The Cardinals face possible elimination today at the hands of the Pirates. It has been a wild year for the National League Central. One could make an argument that, this season at least, the National League Central was right up there with the American League East as the best division in baseball. The Cardinals won that division and tied the Red Sox for the best record in baseball.
But it could all end for St. Louis today. Although I personally do not have a rooting interest in this series (yeah, it would be fun to see the Pirates advance, but that is not the same as being a fan of either team), it would be too bad to see the Cardinals’ Matt-heavy lineup depart. It has Matt Carpenter, a legitimate MVP candidate in his first year of full-time major league play, Matt Holliday, who overcame a relatively slow start to have another very good season, and Matt Adams, a rookie who is starting the place of the injured Allen Craig, and who managed to whack 17 home runs in part-time action.
With my own semi-vested interest in Matts, and with the Matt-loaded Cardinals playing perhaps their last game of 2013 today, a bit of trivia is in order: the best-hitting Matts in playoff history.
[Note: our database only has two hitters listed with “Matthew” as their first name, Matthew LeCroy and Matthew Porter, and only LeCroy ever came to the plate in the playoffs. As much as I would love an excuse to write about LeCroy, he did not make the cut this time.]
How exactly does one measure greatness in the playoffs? A general formula for measuring value is rate above baseline (usually average or replacement level) times playing time. That is the basis for Wins Above Replacement, but even WAR’s biggest fans understand that there are problems with applying it directly to playoff performance. Rather than trying to work out some formula to establish a ranking of Matts, let’s look at three different aspects: playing time, hitting versus average (wRC+), and the always fun Win Probability Added.
Plate appearances are not really a direct measure of value. They sort of work indirectly, at least as far as excluding terrible players, as those players (usually…) do not get much playing time and get un-select. Playoff plate appearances are a little more interesting since they indicate a player who was at least on teams good enough to get to the playoffs more than once and/or play deep into them. That indicates a good team, of course, and since the player is getting playing time in the playoffs, the player is likely to be at least pretty good.

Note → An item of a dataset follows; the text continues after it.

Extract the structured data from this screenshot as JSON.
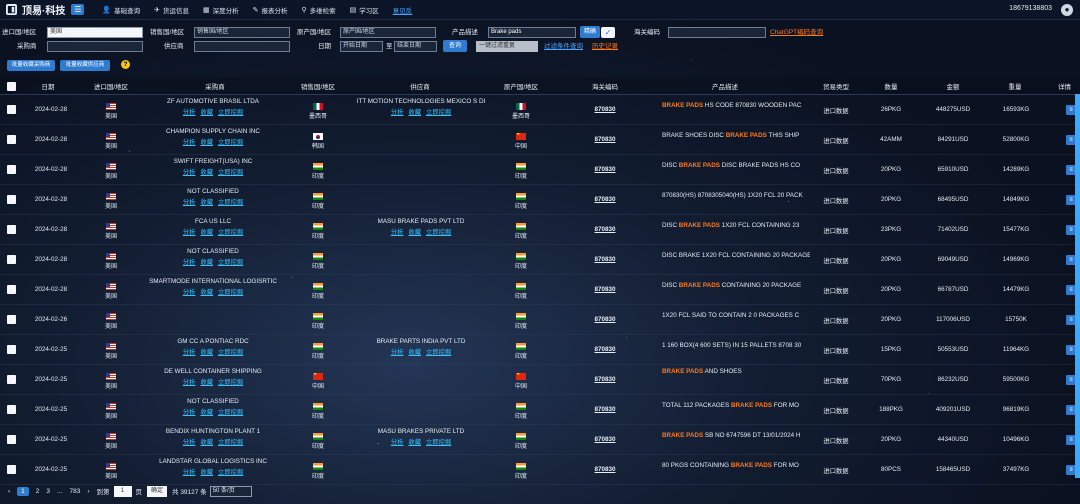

That is definitely the case with respect to the Matt with the most playoff plate appearances, Matt Williams. Williams had 214 plate appearances in the playoffs, and made World Series appearances with San Francisco, Cleveland, and Arizona. Williams only hit .247/.319/.389 (88 wRC+) in the postseason, but he was considered a good fielder for most of his career, and had some truly outstanding seasons in the 90s, hitting 43 home runs in the strike-shortened 1994 season and a 170 wRC+ in 1995.
When we come to a straightforward evaluation of hitting quality (as measured by wRC+) in the playoffs, of the 33 Matts who have come to the plate in the playoffs, only three (as of this writing) have a wRC+ of at least 100, and two of them all still active, and, no surprise, on the Cardinals.
The highest wRC+ (prior to today’s game) by a Matt in the playoffs is Matt Adams’ 168. It is in just 13 plate appearances (all from this season), but most career playoff samples are going to be very small. Adams has yet to hit his first postseason home rune.
The second-highest career playoff wRC+ by a Matt belongs to Matt Treanor, who has a 156 wRC+ in 14 career playoff appearances. Obviously, he saves his best for his postseason at-bats (all with the 2010 Rangers), as the career backup catcher is just a career .221/.313/.305 (67 wRC+) hitter during the regular season.
The current owner of third-highest wRC+ by a Matt in the playoffs (a big honor, as the reader will have gathered by now) is Matt Holliday, who has a 106 wRC+ (.254/.333/.426) over 198 career postseason plate appearances. That is not up to his usual standard, but, of course, part of that is facing tougher pitching on average in postseason (as well as small-sample fluctations). We have written about Holliday being underrated before, so there is no need to belabor the point. As with Williams, the 189 career playoff plate appearances speaks for itself regarding Holliday’s quality as a player.
Although we do not do not want to talk about clutch hitting as if it is a skill, no one disputes that there are clutch hits. In that respect, Holliday has not fared as well (with some memorable occasions, particularly for Rockies fans), and his career playoff WPA is -0.36. The Matt with the highest career playoff WPA will not come as much of a surprise. This Matt was once something of a sabermetric hero, as he had to wait a while to get playing time as a bad-defense, low-average, high-walks and good power player. Although he finished his career with a .262/.356/.477 (115 wRC+) career line, in 26 playoff plate appearances he hit just .125/.192/.215 (20 wRC+). Not too impressive. He hit just one postseason home run, but it was a big one, and led to one of the more memorable post-game quotes ever. The Matt with the best career postseason WPA (0.40) is none other than the Legendary Matt Stairs.